WHAT THE TASK ASKS:
Scan the data below for lines holding the word "Stock", and copy each line found.

Records from a collection:
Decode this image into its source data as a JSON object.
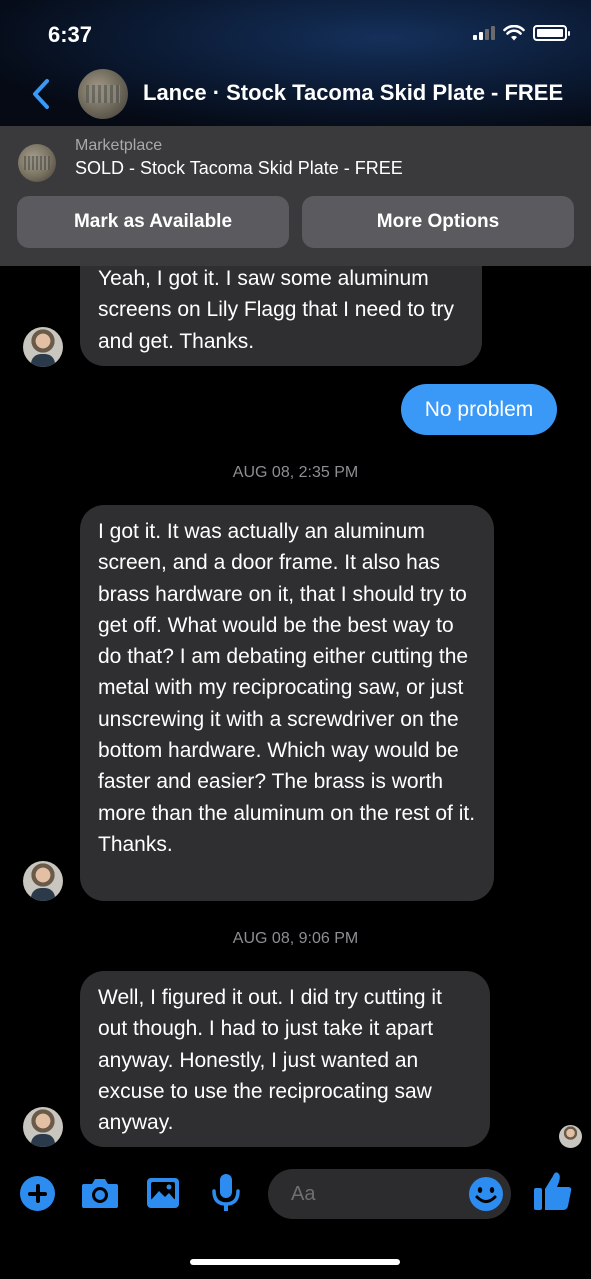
{
  "status": {
    "time": "6:37"
  },
  "header": {
    "title": "Lance · Stock Tacoma Skid Plate - FREE"
  },
  "banner": {
    "label": "Marketplace",
    "title": "SOLD - Stock Tacoma Skid Plate - FREE",
    "mark_available": "Mark as Available",
    "more_options": "More Options"
  },
  "messages": {
    "m1": "Yeah, I got it. I saw some aluminum screens on Lily Flagg that I need to try and get. Thanks.",
    "m2": "No problem",
    "stamp1": "AUG 08, 2:35 PM",
    "m3": "I got it. It was actually an aluminum screen, and a door frame. It also has brass hardware on it, that I should try to get off. What would be the best way to do that? I am debating either cutting the metal with my reciprocating saw, or just unscrewing it with a screwdriver on the bottom hardware. Which way would be faster and easier? The brass is worth more than the aluminum on the rest of it. Thanks.",
    "stamp2": "AUG 08, 9:06 PM",
    "m4": "Well, I figured it out. I did try cutting it out though. I had to just take it apart anyway. Honestly, I just wanted an excuse to use the reciprocating saw anyway."
  },
  "composer": {
    "placeholder": "Aa"
  },
  "colors": {
    "accent": "#2d8cf0",
    "my_bubble": "#3a98f7",
    "their_bubble": "#2f2f31",
    "banner_bg": "#3a3a3c"
  },
  "icons": [
    "back-chevron-icon",
    "add-icon",
    "camera-icon",
    "image-icon",
    "microphone-icon",
    "emoji-icon",
    "thumbs-up-icon"
  ]
}
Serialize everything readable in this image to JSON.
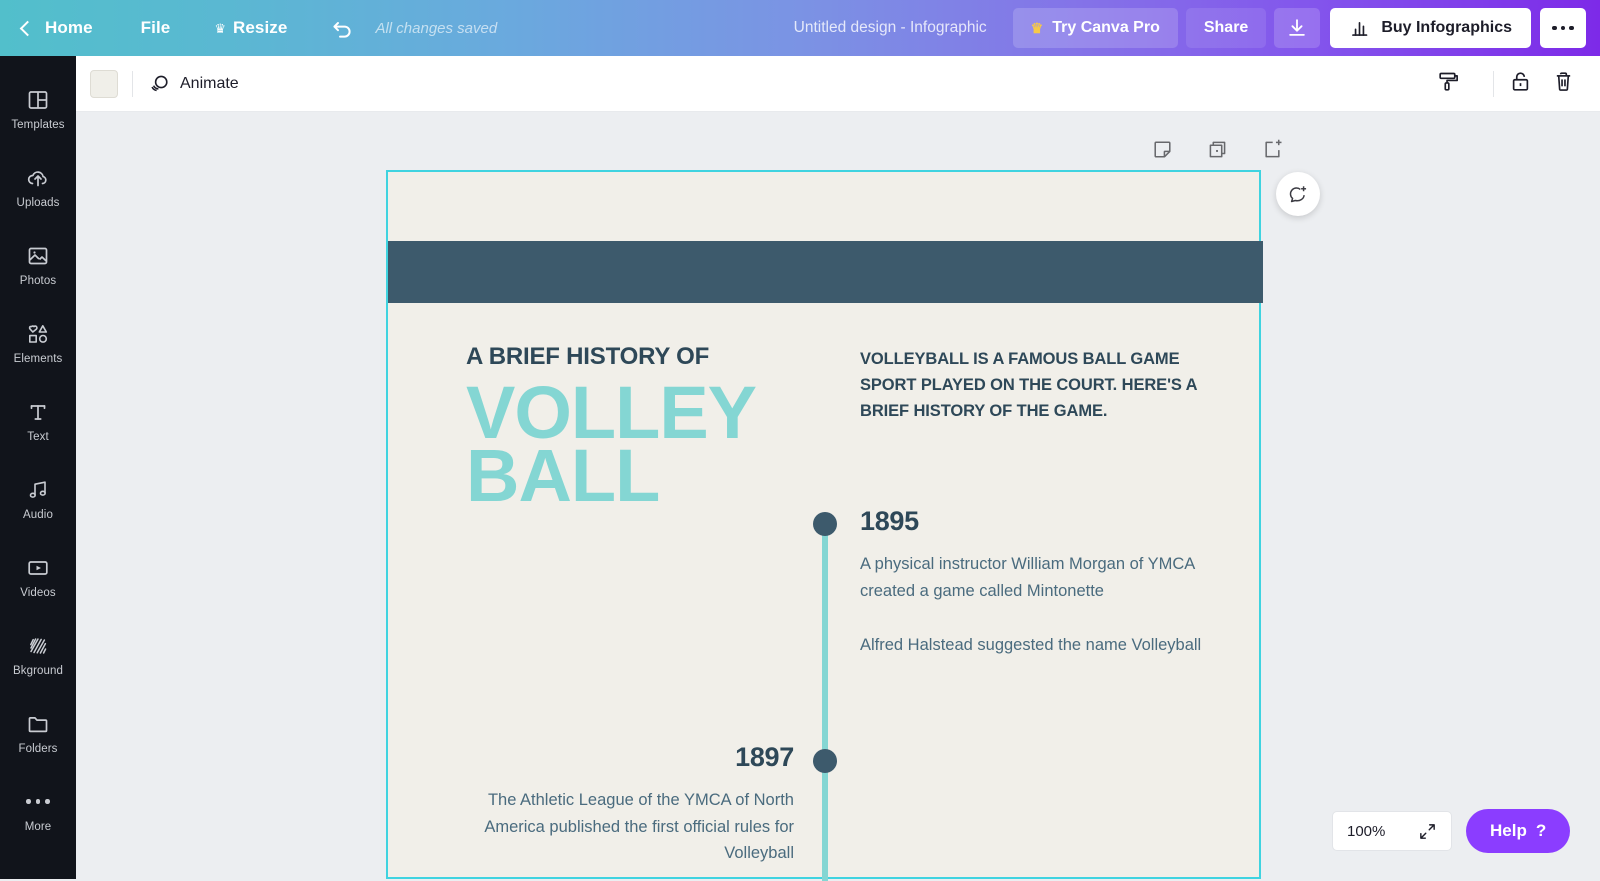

SOLUTION TO THE EXERCISE:
    "title": "Lance · Stock Tacoma Skid Plate - FREE"
    "title": "SOLD - Stock Tacoma Skid Plate - FREE",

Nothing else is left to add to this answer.